> Task requirements: Write the lines below out exactly, dropping each picture.

Items from a data source:
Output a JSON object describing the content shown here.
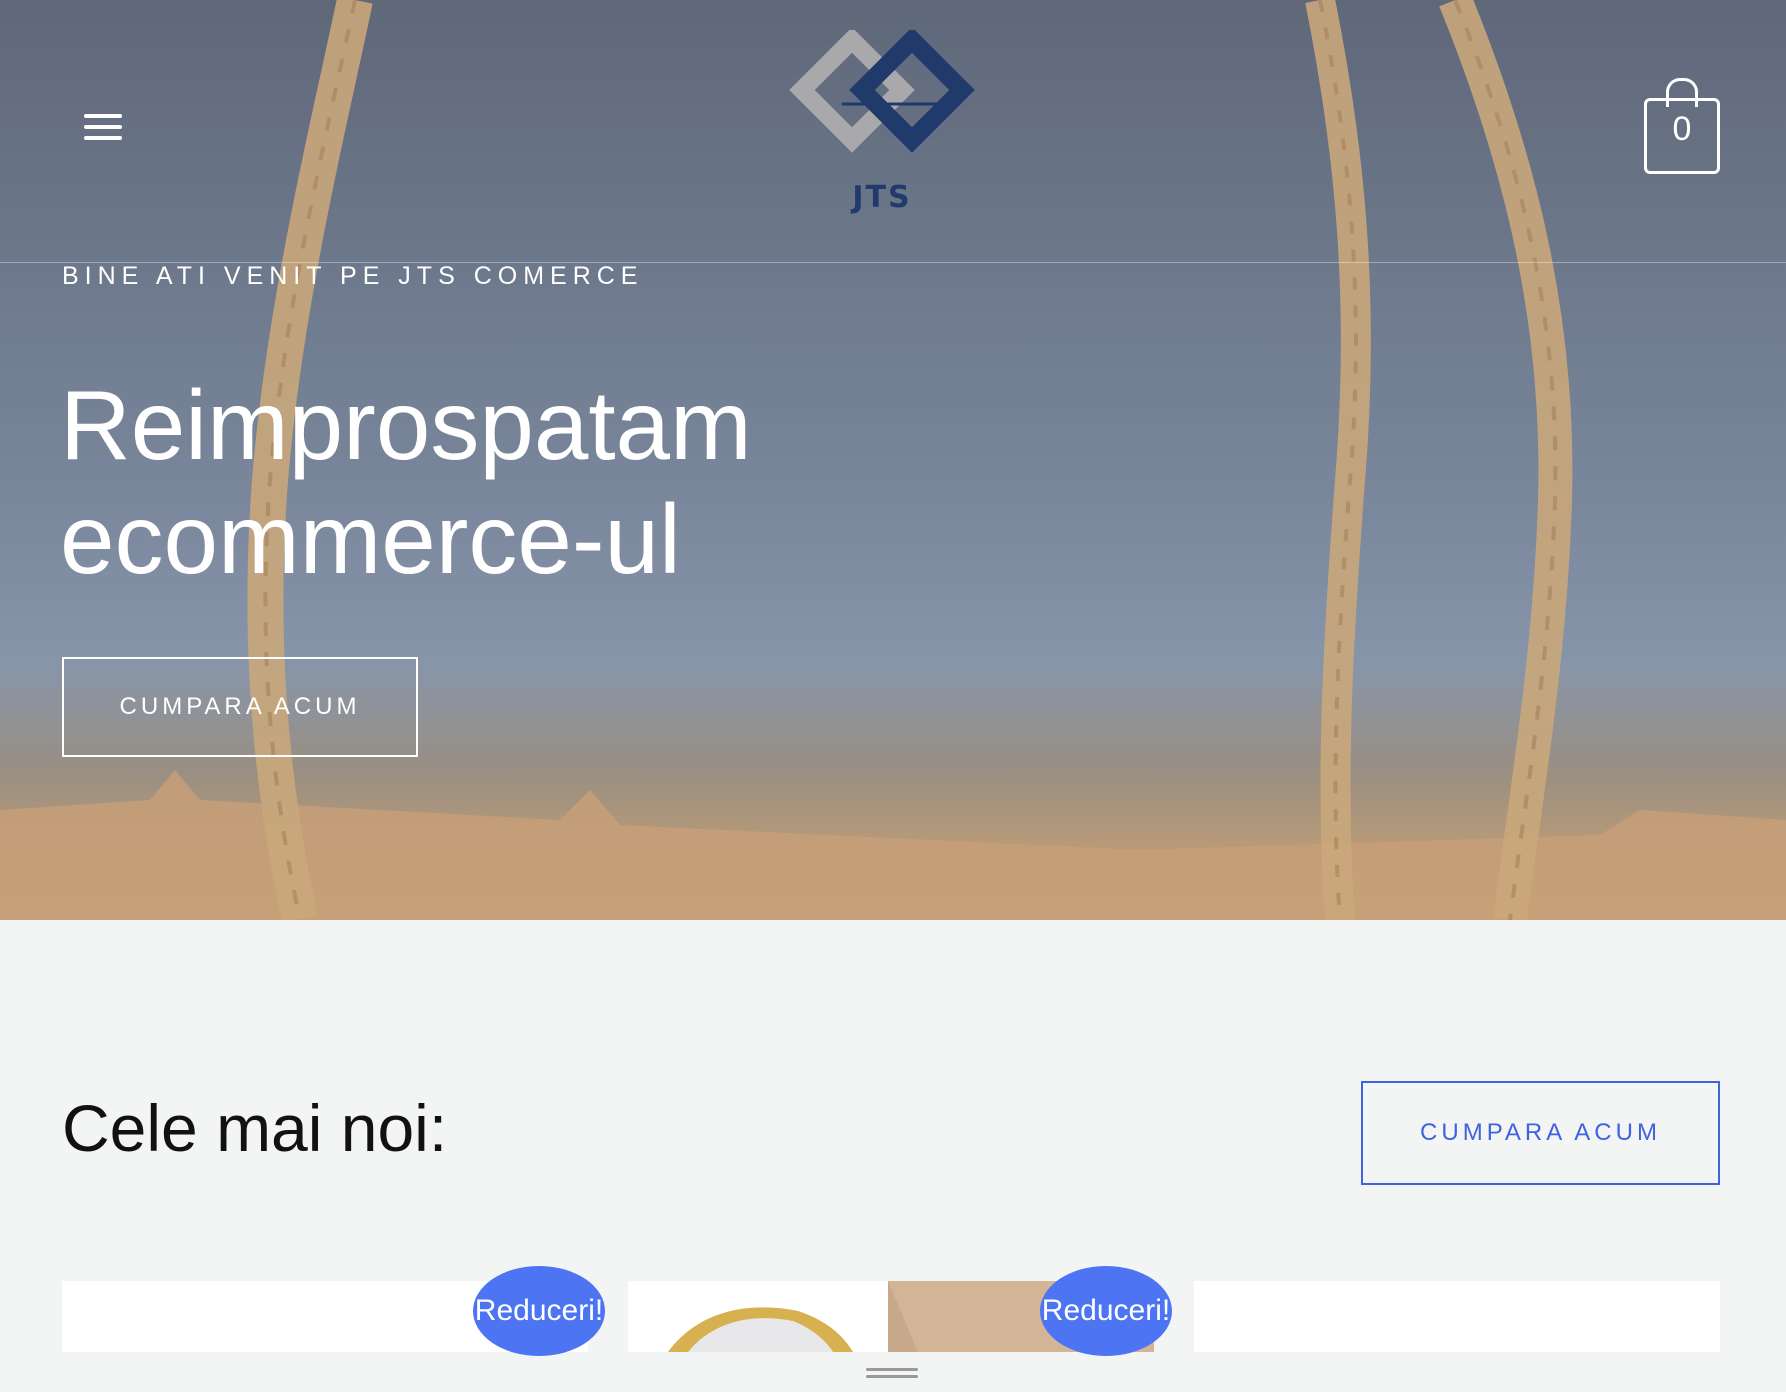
{
  "header": {
    "logo_text": "JTS",
    "cart_count": "0"
  },
  "hero": {
    "eyebrow": "BINE ATI VENIT PE JTS COMERCE",
    "headline_line1": "Reimprospatam",
    "headline_line2": "ecommerce-ul",
    "cta_label": "CUMPARA ACUM"
  },
  "latest": {
    "title": "Cele mai noi:",
    "cta_label": "CUMPARA ACUM",
    "products": [
      {
        "badge": "Reduceri!"
      },
      {
        "badge": "Reduceri!"
      },
      {
        "badge": ""
      }
    ]
  },
  "colors": {
    "accent": "#3f63df",
    "badge": "#4c74f3",
    "logo_blue": "#1f3a6b",
    "logo_gray": "#a9a9ab"
  },
  "icons": [
    "hamburger-menu-icon",
    "shopping-bag-icon",
    "drag-handle-icon"
  ]
}
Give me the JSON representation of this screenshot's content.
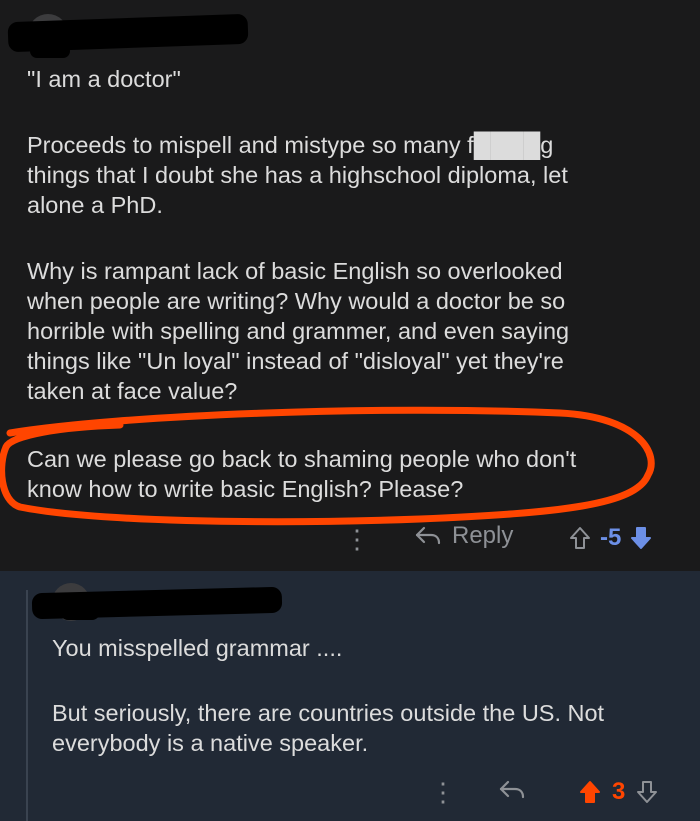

> Solution to this task:
Output a JSON object describing the content shown here.
{
  "header": {
    "logo_text": "JTS",
    "cart_count": "0"
  },
  "hero": {
    "eyebrow": "BINE ATI VENIT PE JTS COMERCE",
    "headline_line1": "Reimprospatam",
    "headline_line2": "ecommerce-ul",
    "cta_label": "CUMPARA ACUM"
  },
  "latest": {
    "title": "Cele mai noi:",
    "cta_label": "CUMPARA ACUM",
    "products": [
      {
        "badge": "Reduceri!"
      },
      {
        "badge": "Reduceri!"
      },
      {
        "badge": ""
      }
    ]
  },
  "colors": {
    "accent": "#3f63df",
    "badge": "#4c74f3",
    "logo_blue": "#1f3a6b",
    "logo_gray": "#a9a9ab"
  },
  "icons": [
    "hamburger-menu-icon",
    "shopping-bag-icon",
    "drag-handle-icon"
  ]
}
Give me the JSON representation of this screenshot's content.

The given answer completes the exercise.